19:56PM Feb 24, 2015

There are situations that could impact the quality and quantity of colostrum available to newborn calves.
By: Richard Randle, Nebraska Extension Beef Veterinarian

We all recognize that it’s crucial newborn calves get off to a good start and one of the most important things that needs to happen at birth is the adequate consumption of high-quality colostrum by the newborn calf. Ideally, we like to see vigorous calves stand and nurse within two hours of birth and repeatedly nurse by the time it’s 12 hours old. However, there are situations that could impact the quality and quantity of colostrum available to newborn calves. In these situations, colostrum replacement products may need to be considered. Such situations include:

Calves that experience difficult births often are slow to stand and nurse. Research has shown that calves born with no assistance stood and nursed within 40 minutes after birth and had a higher immunoglobulin concentration at 24 hours while calves that required assistance took more than an hour to stand and had a significantly lower immunoglobulin concentration.

Harsh winter weather conditions can cause cold stress. Calves that experience cold stress may be less likely to get up and nurse, cold-stressed cows also have reduced potential of providing high-quality colostrum.

Nutrition plays a direct role in the production of colostrum.

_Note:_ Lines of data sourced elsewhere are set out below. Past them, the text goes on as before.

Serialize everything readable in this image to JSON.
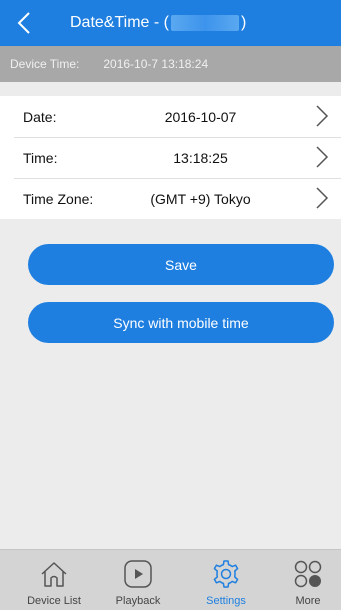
{
  "header": {
    "title_prefix": "Date&Time  - (",
    "title_suffix": ")"
  },
  "device_time": {
    "label": "Device Time:",
    "value": "2016-10-7 13:18:24"
  },
  "rows": [
    {
      "label": "Date:",
      "value": "2016-10-07"
    },
    {
      "label": "Time:",
      "value": "13:18:25"
    },
    {
      "label": "Time Zone:",
      "value": "(GMT +9) Tokyo"
    }
  ],
  "buttons": {
    "save": "Save",
    "sync": "Sync with mobile time"
  },
  "tabbar": {
    "device_list": "Device List",
    "playback": "Playback",
    "settings": "Settings",
    "more": "More",
    "active": "settings"
  },
  "colors": {
    "accent": "#1e7fe0",
    "device_bar": "#a8a8a8",
    "background": "#ececec",
    "tabbar": "#d4d4d4"
  },
  "icons": {
    "back": "chevron-left-icon",
    "row_chevron": "chevron-right-icon",
    "device_list": "home-icon",
    "playback": "play-icon",
    "settings": "gear-icon",
    "more": "more-circles-icon"
  }
}
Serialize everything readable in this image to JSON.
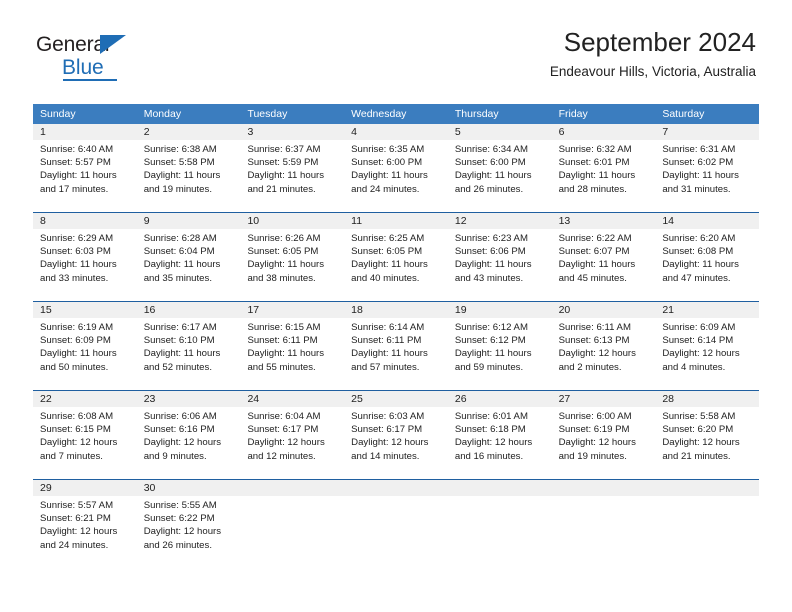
{
  "logo": {
    "word_top": "General",
    "word_bottom": "Blue",
    "accent_color": "#1f6db5"
  },
  "header": {
    "title": "September 2024",
    "subtitle": "Endeavour Hills, Victoria, Australia"
  },
  "theme": {
    "header_row_color": "#3b7dbf",
    "row_divider_color": "#1f5fa0",
    "day_band_color": "#f0f0f0",
    "text_color": "#222222"
  },
  "weekdays": [
    "Sunday",
    "Monday",
    "Tuesday",
    "Wednesday",
    "Thursday",
    "Friday",
    "Saturday"
  ],
  "weeks": [
    [
      {
        "day": "1",
        "sunrise": "Sunrise: 6:40 AM",
        "sunset": "Sunset: 5:57 PM",
        "daylight_line1": "Daylight: 11 hours",
        "daylight_line2": "and 17 minutes."
      },
      {
        "day": "2",
        "sunrise": "Sunrise: 6:38 AM",
        "sunset": "Sunset: 5:58 PM",
        "daylight_line1": "Daylight: 11 hours",
        "daylight_line2": "and 19 minutes."
      },
      {
        "day": "3",
        "sunrise": "Sunrise: 6:37 AM",
        "sunset": "Sunset: 5:59 PM",
        "daylight_line1": "Daylight: 11 hours",
        "daylight_line2": "and 21 minutes."
      },
      {
        "day": "4",
        "sunrise": "Sunrise: 6:35 AM",
        "sunset": "Sunset: 6:00 PM",
        "daylight_line1": "Daylight: 11 hours",
        "daylight_line2": "and 24 minutes."
      },
      {
        "day": "5",
        "sunrise": "Sunrise: 6:34 AM",
        "sunset": "Sunset: 6:00 PM",
        "daylight_line1": "Daylight: 11 hours",
        "daylight_line2": "and 26 minutes."
      },
      {
        "day": "6",
        "sunrise": "Sunrise: 6:32 AM",
        "sunset": "Sunset: 6:01 PM",
        "daylight_line1": "Daylight: 11 hours",
        "daylight_line2": "and 28 minutes."
      },
      {
        "day": "7",
        "sunrise": "Sunrise: 6:31 AM",
        "sunset": "Sunset: 6:02 PM",
        "daylight_line1": "Daylight: 11 hours",
        "daylight_line2": "and 31 minutes."
      }
    ],
    [
      {
        "day": "8",
        "sunrise": "Sunrise: 6:29 AM",
        "sunset": "Sunset: 6:03 PM",
        "daylight_line1": "Daylight: 11 hours",
        "daylight_line2": "and 33 minutes."
      },
      {
        "day": "9",
        "sunrise": "Sunrise: 6:28 AM",
        "sunset": "Sunset: 6:04 PM",
        "daylight_line1": "Daylight: 11 hours",
        "daylight_line2": "and 35 minutes."
      },
      {
        "day": "10",
        "sunrise": "Sunrise: 6:26 AM",
        "sunset": "Sunset: 6:05 PM",
        "daylight_line1": "Daylight: 11 hours",
        "daylight_line2": "and 38 minutes."
      },
      {
        "day": "11",
        "sunrise": "Sunrise: 6:25 AM",
        "sunset": "Sunset: 6:05 PM",
        "daylight_line1": "Daylight: 11 hours",
        "daylight_line2": "and 40 minutes."
      },
      {
        "day": "12",
        "sunrise": "Sunrise: 6:23 AM",
        "sunset": "Sunset: 6:06 PM",
        "daylight_line1": "Daylight: 11 hours",
        "daylight_line2": "and 43 minutes."
      },
      {
        "day": "13",
        "sunrise": "Sunrise: 6:22 AM",
        "sunset": "Sunset: 6:07 PM",
        "daylight_line1": "Daylight: 11 hours",
        "daylight_line2": "and 45 minutes."
      },
      {
        "day": "14",
        "sunrise": "Sunrise: 6:20 AM",
        "sunset": "Sunset: 6:08 PM",
        "daylight_line1": "Daylight: 11 hours",
        "daylight_line2": "and 47 minutes."
      }
    ],
    [
      {
        "day": "15",
        "sunrise": "Sunrise: 6:19 AM",
        "sunset": "Sunset: 6:09 PM",
        "daylight_line1": "Daylight: 11 hours",
        "daylight_line2": "and 50 minutes."
      },
      {
        "day": "16",
        "sunrise": "Sunrise: 6:17 AM",
        "sunset": "Sunset: 6:10 PM",
        "daylight_line1": "Daylight: 11 hours",
        "daylight_line2": "and 52 minutes."
      },
      {
        "day": "17",
        "sunrise": "Sunrise: 6:15 AM",
        "sunset": "Sunset: 6:11 PM",
        "daylight_line1": "Daylight: 11 hours",
        "daylight_line2": "and 55 minutes."
      },
      {
        "day": "18",
        "sunrise": "Sunrise: 6:14 AM",
        "sunset": "Sunset: 6:11 PM",
        "daylight_line1": "Daylight: 11 hours",
        "daylight_line2": "and 57 minutes."
      },
      {
        "day": "19",
        "sunrise": "Sunrise: 6:12 AM",
        "sunset": "Sunset: 6:12 PM",
        "daylight_line1": "Daylight: 11 hours",
        "daylight_line2": "and 59 minutes."
      },
      {
        "day": "20",
        "sunrise": "Sunrise: 6:11 AM",
        "sunset": "Sunset: 6:13 PM",
        "daylight_line1": "Daylight: 12 hours",
        "daylight_line2": "and 2 minutes."
      },
      {
        "day": "21",
        "sunrise": "Sunrise: 6:09 AM",
        "sunset": "Sunset: 6:14 PM",
        "daylight_line1": "Daylight: 12 hours",
        "daylight_line2": "and 4 minutes."
      }
    ],
    [
      {
        "day": "22",
        "sunrise": "Sunrise: 6:08 AM",
        "sunset": "Sunset: 6:15 PM",
        "daylight_line1": "Daylight: 12 hours",
        "daylight_line2": "and 7 minutes."
      },
      {
        "day": "23",
        "sunrise": "Sunrise: 6:06 AM",
        "sunset": "Sunset: 6:16 PM",
        "daylight_line1": "Daylight: 12 hours",
        "daylight_line2": "and 9 minutes."
      },
      {
        "day": "24",
        "sunrise": "Sunrise: 6:04 AM",
        "sunset": "Sunset: 6:17 PM",
        "daylight_line1": "Daylight: 12 hours",
        "daylight_line2": "and 12 minutes."
      },
      {
        "day": "25",
        "sunrise": "Sunrise: 6:03 AM",
        "sunset": "Sunset: 6:17 PM",
        "daylight_line1": "Daylight: 12 hours",
        "daylight_line2": "and 14 minutes."
      },
      {
        "day": "26",
        "sunrise": "Sunrise: 6:01 AM",
        "sunset": "Sunset: 6:18 PM",
        "daylight_line1": "Daylight: 12 hours",
        "daylight_line2": "and 16 minutes."
      },
      {
        "day": "27",
        "sunrise": "Sunrise: 6:00 AM",
        "sunset": "Sunset: 6:19 PM",
        "daylight_line1": "Daylight: 12 hours",
        "daylight_line2": "and 19 minutes."
      },
      {
        "day": "28",
        "sunrise": "Sunrise: 5:58 AM",
        "sunset": "Sunset: 6:20 PM",
        "daylight_line1": "Daylight: 12 hours",
        "daylight_line2": "and 21 minutes."
      }
    ],
    [
      {
        "day": "29",
        "sunrise": "Sunrise: 5:57 AM",
        "sunset": "Sunset: 6:21 PM",
        "daylight_line1": "Daylight: 12 hours",
        "daylight_line2": "and 24 minutes."
      },
      {
        "day": "30",
        "sunrise": "Sunrise: 5:55 AM",
        "sunset": "Sunset: 6:22 PM",
        "daylight_line1": "Daylight: 12 hours",
        "daylight_line2": "and 26 minutes."
      },
      {
        "day": "",
        "sunrise": "",
        "sunset": "",
        "daylight_line1": "",
        "daylight_line2": ""
      },
      {
        "day": "",
        "sunrise": "",
        "sunset": "",
        "daylight_line1": "",
        "daylight_line2": ""
      },
      {
        "day": "",
        "sunrise": "",
        "sunset": "",
        "daylight_line1": "",
        "daylight_line2": ""
      },
      {
        "day": "",
        "sunrise": "",
        "sunset": "",
        "daylight_line1": "",
        "daylight_line2": ""
      },
      {
        "day": "",
        "sunrise": "",
        "sunset": "",
        "daylight_line1": "",
        "daylight_line2": ""
      }
    ]
  ]
}
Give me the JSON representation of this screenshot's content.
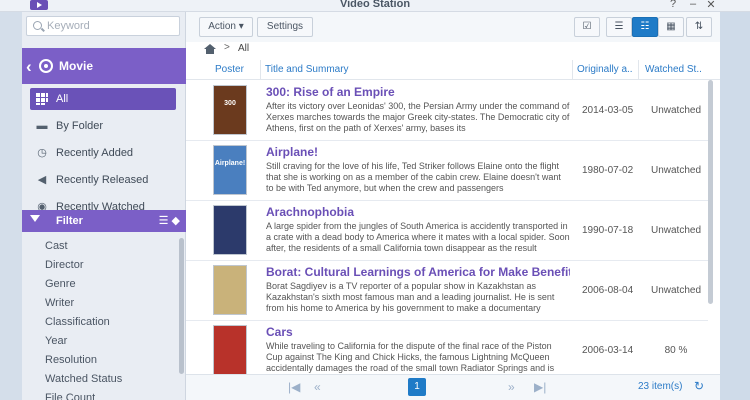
{
  "window": {
    "title": "Video Station",
    "help_label": "?",
    "minimize_label": "–",
    "close_label": "✕"
  },
  "search": {
    "placeholder": "Keyword",
    "value": ""
  },
  "library": {
    "title": "Movie"
  },
  "nav": [
    {
      "label": "All",
      "icon": "grid-icon",
      "active": true
    },
    {
      "label": "By Folder",
      "icon": "folder-icon"
    },
    {
      "label": "Recently Added",
      "icon": "clock-plus-icon"
    },
    {
      "label": "Recently Released",
      "icon": "megaphone-icon"
    },
    {
      "label": "Recently Watched",
      "icon": "eye-icon"
    }
  ],
  "filter": {
    "title": "Filter",
    "items": [
      "Cast",
      "Director",
      "Genre",
      "Writer",
      "Classification",
      "Year",
      "Resolution",
      "Watched Status",
      "File Count"
    ]
  },
  "toolbar": {
    "action_label": "Action ▾",
    "settings_label": "Settings",
    "selected_view": "detail-list"
  },
  "breadcrumb": {
    "current": "All",
    "separator": ">"
  },
  "table": {
    "columns": [
      "Poster",
      "Title and Summary",
      "Originally a...",
      "Watched St..."
    ],
    "rows": [
      {
        "poster_text": "300",
        "poster_color": "#6b3a1e",
        "title": "300: Rise of an Empire",
        "summary": "After its victory over Leonidas' 300, the Persian Army under the command of Xerxes marches towards the major Greek city-states. The Democratic city of Athens, first on the path of Xerxes' army, bases its",
        "date": "2014-03-05",
        "watched": "Unwatched"
      },
      {
        "poster_text": "Airplane!",
        "poster_color": "#4a7fbf",
        "title": "Airplane!",
        "summary": "Still craving for the love of his life, Ted Striker follows Elaine onto the flight that she is working on as a member of the cabin crew. Elaine doesn't want to be with Ted anymore, but when the crew and passengers",
        "date": "1980-07-02",
        "watched": "Unwatched"
      },
      {
        "poster_text": "",
        "poster_color": "#2c3a6b",
        "title": "Arachnophobia",
        "summary": "A large spider from the jungles of South America is accidently transported in a crate with a dead body to America where it mates with a local spider. Soon after, the residents of a small California town disappear as the result",
        "date": "1990-07-18",
        "watched": "Unwatched"
      },
      {
        "poster_text": "",
        "poster_color": "#c9b27a",
        "title": "Borat: Cultural Learnings of America for Make Benefit",
        "summary": "Borat Sagdiyev is a TV reporter of a popular show in Kazakhstan as Kazakhstan's sixth most famous man and a leading journalist. He is sent from his home to America by his government to make a documentary",
        "date": "2006-08-04",
        "watched": "Unwatched"
      },
      {
        "poster_text": "",
        "poster_color": "#b8322a",
        "title": "Cars",
        "summary": "While traveling to California for the dispute of the final race of the Piston Cup against The King and Chick Hicks, the famous Lightning McQueen accidentally damages the road of the small town Radiator Springs and is",
        "date": "2006-03-14",
        "watched": "80 %"
      }
    ]
  },
  "pagination": {
    "current_page": "1",
    "total": "23 item(s)"
  }
}
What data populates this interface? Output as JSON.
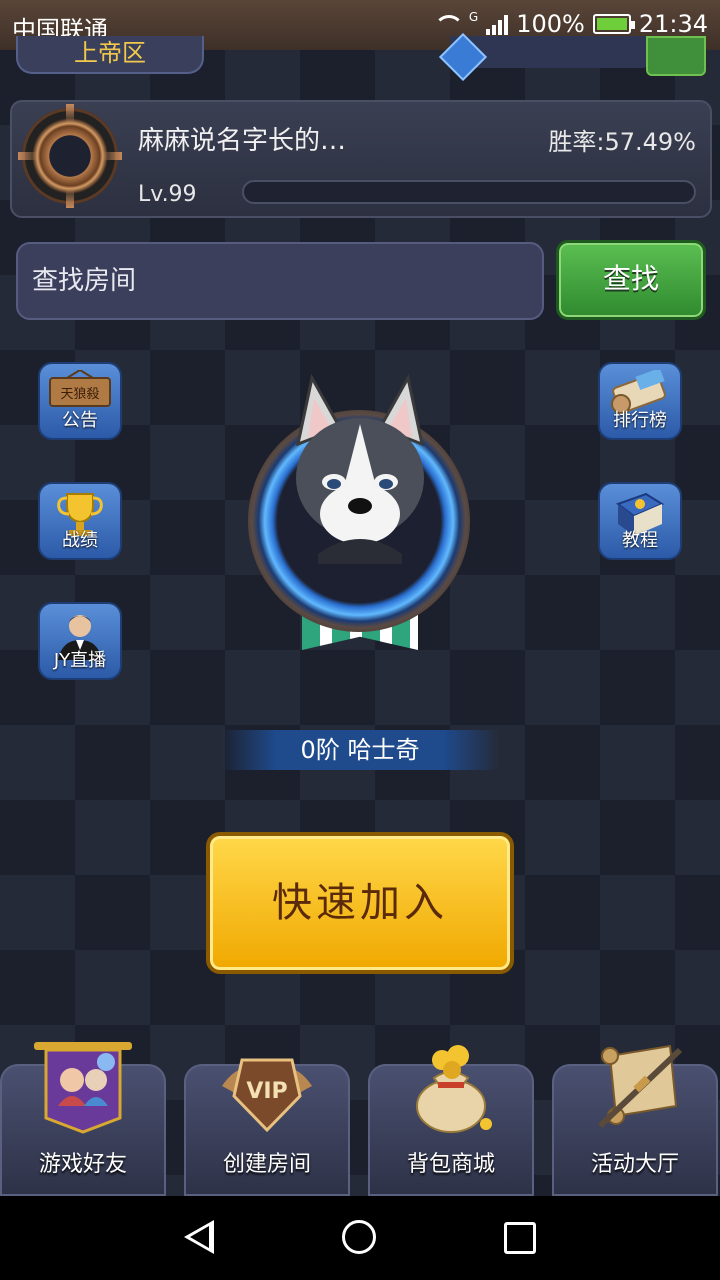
{
  "status_bar": {
    "carrier": "中国联通",
    "network": "G",
    "battery": "100%",
    "time": "21:34"
  },
  "zone": {
    "label": "上帝区"
  },
  "profile": {
    "name": "麻麻说名字长的…",
    "winrate": "胜率:57.49%",
    "level": "Lv.99"
  },
  "search": {
    "placeholder": "查找房间",
    "button": "查找"
  },
  "side_left": [
    {
      "label": "公告"
    },
    {
      "label": "战绩"
    },
    {
      "label": "JY直播"
    }
  ],
  "side_right": [
    {
      "label": "排行榜"
    },
    {
      "label": "教程"
    }
  ],
  "side_left_0_sign": "天狼殺",
  "rank": {
    "label": "0阶 哈士奇"
  },
  "quick_join": {
    "label": "快速加入"
  },
  "bottom_nav": [
    {
      "label": "游戏好友"
    },
    {
      "label": "创建房间"
    },
    {
      "label": "背包商城"
    },
    {
      "label": "活动大厅"
    }
  ],
  "colors": {
    "accent_green": "#3f9a3a",
    "accent_gold": "#f5b800",
    "panel": "#3a3f52"
  }
}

Undernourished cows may not have received enough energy, protein, minerals, and vitamins during the gestation period and, therefore, the ability to produce quality colostrum is reduced. As body condition decreases so does the amount and concentration of immunoglobulins in colostrum.

Colostrum quality and quantity is usually lower in first-calf heifers. There is also a higher likelihood that first-calf heifers may lack good “mothering instinct” and will not allow the calf to immediately suckle – or may reject the calf altogether. 

There are a number of colostrum replacement products commercially available today. Care should be taken in selection of the product to ensure you are getting a replacement and not a supplement. Although similar, replacements have higher concentrations of immunoglobulins(Ig), specifically IgG, than supplements and are intended to serve as the sole source when fresh colostrum is not available. There are other nutrients such as sugars, fats, vitamins, and minerals in replacements, but there can be variability in the quality and digestibility of products based on the source of these nutrients and the method of processing. Be sure to carefully read and follow the manufacturer’s instructions since products may vary in how they are mixed and the number of recommended feedings. You should consult your veterinarian to help you make a more informed purchasing decision for the colostrum replacement product that is suited best for your operation. This decision is an important one because you only get one chance to start a calf off right.